Forms of curriculum

The whole curriculum

A conception of the overall curriculum with particular concern for its coherence and for the inter-relationship of subjects.

Subject study

Classroom work which focuses on discrete subject content, perhaps to maximise progression in teaching and learning.

Project work

Classroom work which reaches across subjects in an attempt to maximise the relevance and coherence of teaching and learning activities.

Extra-curricular activities

Activities which take place, often run by teachers, outside the time which is officially allocated for classroom work.

The hidden curriculum

A conception of all the things that are learned at school beyond the overt curriculum of subjects, for instance about values, interpersonal relationships and behaviour in the classroom and in the school as a whole and in respect of issues such as gender, social class, ethnicity and ability.

The National Curriculum

The knowledge, skills, concepts and attitudes which it is laid down by statutory orders following the Education Reform Act, 1988, that children in maintained schools should be taught.

National Literacy Strategy (NLS)

The national literacy strategy is a government initiative designed to raise standards in English in primary literacy. Whilst it is non-statutory, most pupils in England experience a daily literacy lesson.

National Numeracy Strategy (NNS)

The national numeracy strategy is a government initiative designed to raise standards in numeracy in English primary education.

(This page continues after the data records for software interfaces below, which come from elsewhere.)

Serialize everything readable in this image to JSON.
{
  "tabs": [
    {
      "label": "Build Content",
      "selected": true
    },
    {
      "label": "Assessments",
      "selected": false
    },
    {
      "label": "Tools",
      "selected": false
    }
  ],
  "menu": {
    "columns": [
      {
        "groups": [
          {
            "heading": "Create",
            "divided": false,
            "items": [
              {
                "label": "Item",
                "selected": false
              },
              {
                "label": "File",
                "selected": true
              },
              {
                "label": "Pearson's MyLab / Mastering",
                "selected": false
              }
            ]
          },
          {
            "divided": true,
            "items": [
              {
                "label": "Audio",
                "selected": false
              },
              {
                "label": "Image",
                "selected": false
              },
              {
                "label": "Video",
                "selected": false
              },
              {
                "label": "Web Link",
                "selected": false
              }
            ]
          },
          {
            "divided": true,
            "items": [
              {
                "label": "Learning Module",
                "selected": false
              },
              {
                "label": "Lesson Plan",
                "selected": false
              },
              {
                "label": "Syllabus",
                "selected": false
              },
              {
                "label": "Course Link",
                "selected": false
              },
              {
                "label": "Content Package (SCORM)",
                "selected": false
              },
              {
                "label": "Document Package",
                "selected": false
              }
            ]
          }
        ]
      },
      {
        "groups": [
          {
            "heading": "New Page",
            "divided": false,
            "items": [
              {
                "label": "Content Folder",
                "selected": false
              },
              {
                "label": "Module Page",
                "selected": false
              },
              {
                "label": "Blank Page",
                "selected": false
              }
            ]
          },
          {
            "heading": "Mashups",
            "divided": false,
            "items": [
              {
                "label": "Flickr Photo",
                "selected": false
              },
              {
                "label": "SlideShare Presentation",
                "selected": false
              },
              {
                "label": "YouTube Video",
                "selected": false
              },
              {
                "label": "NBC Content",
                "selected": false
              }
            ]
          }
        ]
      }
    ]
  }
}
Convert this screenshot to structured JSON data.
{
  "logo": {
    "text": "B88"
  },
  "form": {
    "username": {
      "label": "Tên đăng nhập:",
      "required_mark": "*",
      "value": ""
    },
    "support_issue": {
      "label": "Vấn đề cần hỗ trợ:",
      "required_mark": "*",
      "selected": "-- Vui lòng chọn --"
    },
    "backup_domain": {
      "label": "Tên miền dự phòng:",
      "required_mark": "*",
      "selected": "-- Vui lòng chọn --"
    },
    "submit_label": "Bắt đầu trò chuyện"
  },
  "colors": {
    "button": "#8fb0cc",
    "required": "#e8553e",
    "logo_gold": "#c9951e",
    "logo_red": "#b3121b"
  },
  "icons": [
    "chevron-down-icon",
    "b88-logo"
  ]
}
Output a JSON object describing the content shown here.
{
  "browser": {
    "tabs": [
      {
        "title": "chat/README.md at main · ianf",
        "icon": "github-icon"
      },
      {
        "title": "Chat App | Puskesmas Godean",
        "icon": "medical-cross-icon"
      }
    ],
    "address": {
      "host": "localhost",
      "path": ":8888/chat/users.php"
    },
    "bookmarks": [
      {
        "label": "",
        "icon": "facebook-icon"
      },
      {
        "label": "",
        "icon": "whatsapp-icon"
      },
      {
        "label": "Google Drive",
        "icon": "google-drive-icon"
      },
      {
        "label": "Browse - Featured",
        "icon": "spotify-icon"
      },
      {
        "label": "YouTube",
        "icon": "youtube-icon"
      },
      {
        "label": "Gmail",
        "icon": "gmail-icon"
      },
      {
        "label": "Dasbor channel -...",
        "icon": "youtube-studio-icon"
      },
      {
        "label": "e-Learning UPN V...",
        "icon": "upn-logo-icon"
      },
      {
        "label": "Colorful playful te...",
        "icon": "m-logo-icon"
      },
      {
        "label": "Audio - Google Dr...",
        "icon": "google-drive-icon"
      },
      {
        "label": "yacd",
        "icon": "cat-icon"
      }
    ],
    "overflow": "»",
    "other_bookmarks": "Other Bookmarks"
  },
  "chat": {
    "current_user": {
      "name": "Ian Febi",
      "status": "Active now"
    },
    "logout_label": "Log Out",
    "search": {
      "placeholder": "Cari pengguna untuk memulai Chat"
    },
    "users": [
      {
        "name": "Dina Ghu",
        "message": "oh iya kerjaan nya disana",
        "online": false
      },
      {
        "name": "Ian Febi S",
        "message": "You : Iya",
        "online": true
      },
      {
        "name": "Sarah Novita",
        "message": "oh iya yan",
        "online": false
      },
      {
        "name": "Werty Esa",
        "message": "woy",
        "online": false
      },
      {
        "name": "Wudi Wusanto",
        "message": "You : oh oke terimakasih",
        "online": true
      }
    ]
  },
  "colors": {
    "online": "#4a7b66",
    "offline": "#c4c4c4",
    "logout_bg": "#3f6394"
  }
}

As with the literacy strategy it is non-statutory but very widely adopted.

Early Learning Goals (ELGs)

These are part of the foundation stage and are concerned with the specification of objectives for children aged 3-5.